** Required work **
Repeat every entry word for word, skipping the pictures.
┄┄┄┄┄┄┄┄┄┄┄┄┄┄┄┄┄┄┄┄
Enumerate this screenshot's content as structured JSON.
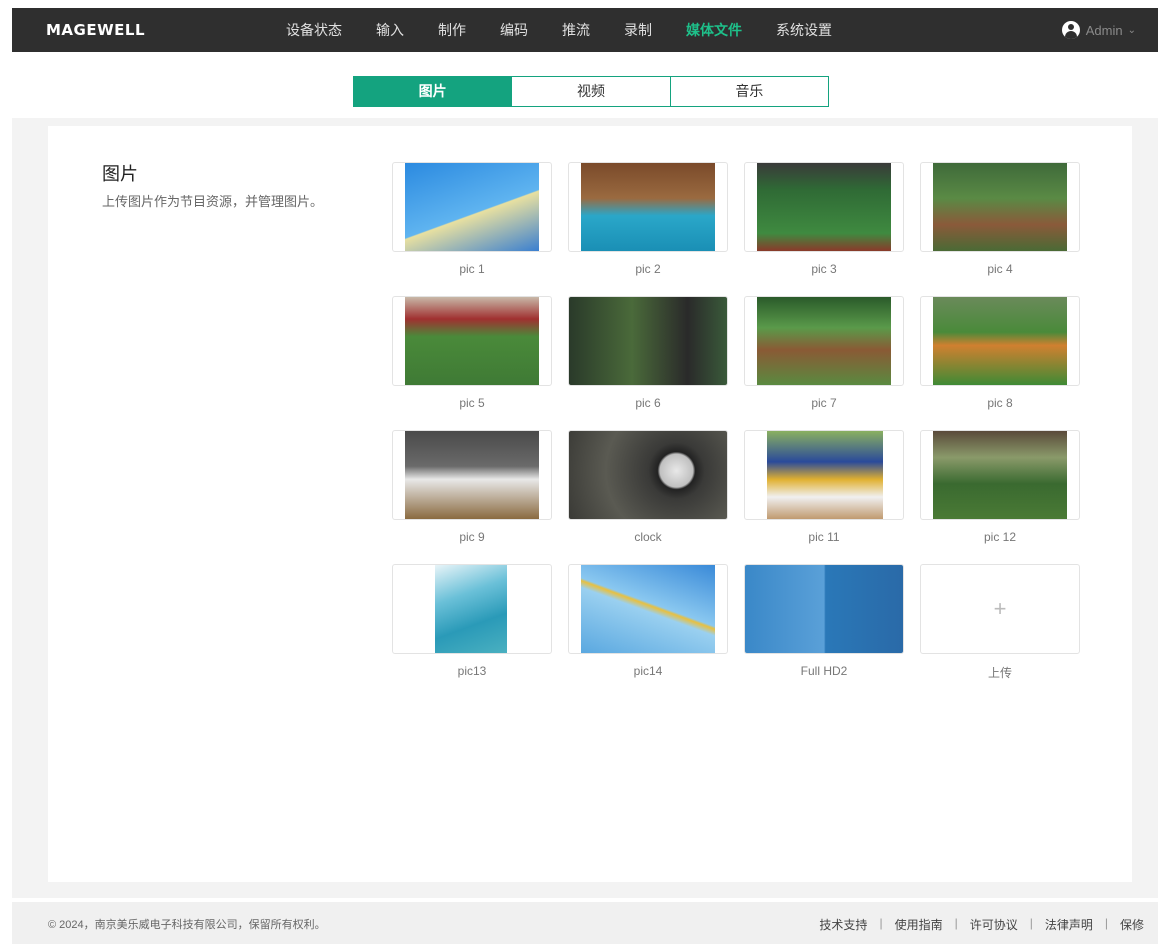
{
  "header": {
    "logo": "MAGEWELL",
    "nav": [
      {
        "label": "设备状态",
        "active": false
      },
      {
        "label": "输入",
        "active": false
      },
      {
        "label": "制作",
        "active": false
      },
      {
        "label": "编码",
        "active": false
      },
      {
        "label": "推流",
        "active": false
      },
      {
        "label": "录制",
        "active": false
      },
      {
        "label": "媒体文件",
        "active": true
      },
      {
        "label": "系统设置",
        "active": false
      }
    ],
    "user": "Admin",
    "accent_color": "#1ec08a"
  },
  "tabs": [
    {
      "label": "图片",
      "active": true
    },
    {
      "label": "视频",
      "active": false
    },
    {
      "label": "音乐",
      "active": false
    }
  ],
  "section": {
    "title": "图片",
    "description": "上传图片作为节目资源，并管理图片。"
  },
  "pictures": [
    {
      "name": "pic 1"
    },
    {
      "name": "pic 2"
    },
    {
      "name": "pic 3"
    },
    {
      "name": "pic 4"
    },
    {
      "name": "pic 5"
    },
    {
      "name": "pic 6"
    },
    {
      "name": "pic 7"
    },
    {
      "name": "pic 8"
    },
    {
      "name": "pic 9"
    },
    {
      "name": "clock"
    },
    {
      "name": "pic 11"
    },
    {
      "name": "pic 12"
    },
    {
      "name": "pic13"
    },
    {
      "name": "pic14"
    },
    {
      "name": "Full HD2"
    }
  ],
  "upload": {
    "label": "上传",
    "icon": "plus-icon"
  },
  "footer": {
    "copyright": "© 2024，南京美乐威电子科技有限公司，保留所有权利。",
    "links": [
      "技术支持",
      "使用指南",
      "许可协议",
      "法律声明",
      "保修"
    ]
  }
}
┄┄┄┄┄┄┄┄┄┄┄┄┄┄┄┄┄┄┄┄
** Exercise response **
Enumerate this screenshot's content as structured JSON.
{
  "header": {
    "logo": "MAGEWELL",
    "nav": [
      {
        "label": "设备状态",
        "active": false
      },
      {
        "label": "输入",
        "active": false
      },
      {
        "label": "制作",
        "active": false
      },
      {
        "label": "编码",
        "active": false
      },
      {
        "label": "推流",
        "active": false
      },
      {
        "label": "录制",
        "active": false
      },
      {
        "label": "媒体文件",
        "active": true
      },
      {
        "label": "系统设置",
        "active": false
      }
    ],
    "user": "Admin",
    "accent_color": "#1ec08a"
  },
  "tabs": [
    {
      "label": "图片",
      "active": true
    },
    {
      "label": "视频",
      "active": false
    },
    {
      "label": "音乐",
      "active": false
    }
  ],
  "section": {
    "title": "图片",
    "description": "上传图片作为节目资源，并管理图片。"
  },
  "pictures": [
    {
      "name": "pic 1"
    },
    {
      "name": "pic 2"
    },
    {
      "name": "pic 3"
    },
    {
      "name": "pic 4"
    },
    {
      "name": "pic 5"
    },
    {
      "name": "pic 6"
    },
    {
      "name": "pic 7"
    },
    {
      "name": "pic 8"
    },
    {
      "name": "pic 9"
    },
    {
      "name": "clock"
    },
    {
      "name": "pic 11"
    },
    {
      "name": "pic 12"
    },
    {
      "name": "pic13"
    },
    {
      "name": "pic14"
    },
    {
      "name": "Full HD2"
    }
  ],
  "upload": {
    "label": "上传",
    "icon": "plus-icon"
  },
  "footer": {
    "copyright": "© 2024，南京美乐威电子科技有限公司，保留所有权利。",
    "links": [
      "技术支持",
      "使用指南",
      "许可协议",
      "法律声明",
      "保修"
    ]
  }
}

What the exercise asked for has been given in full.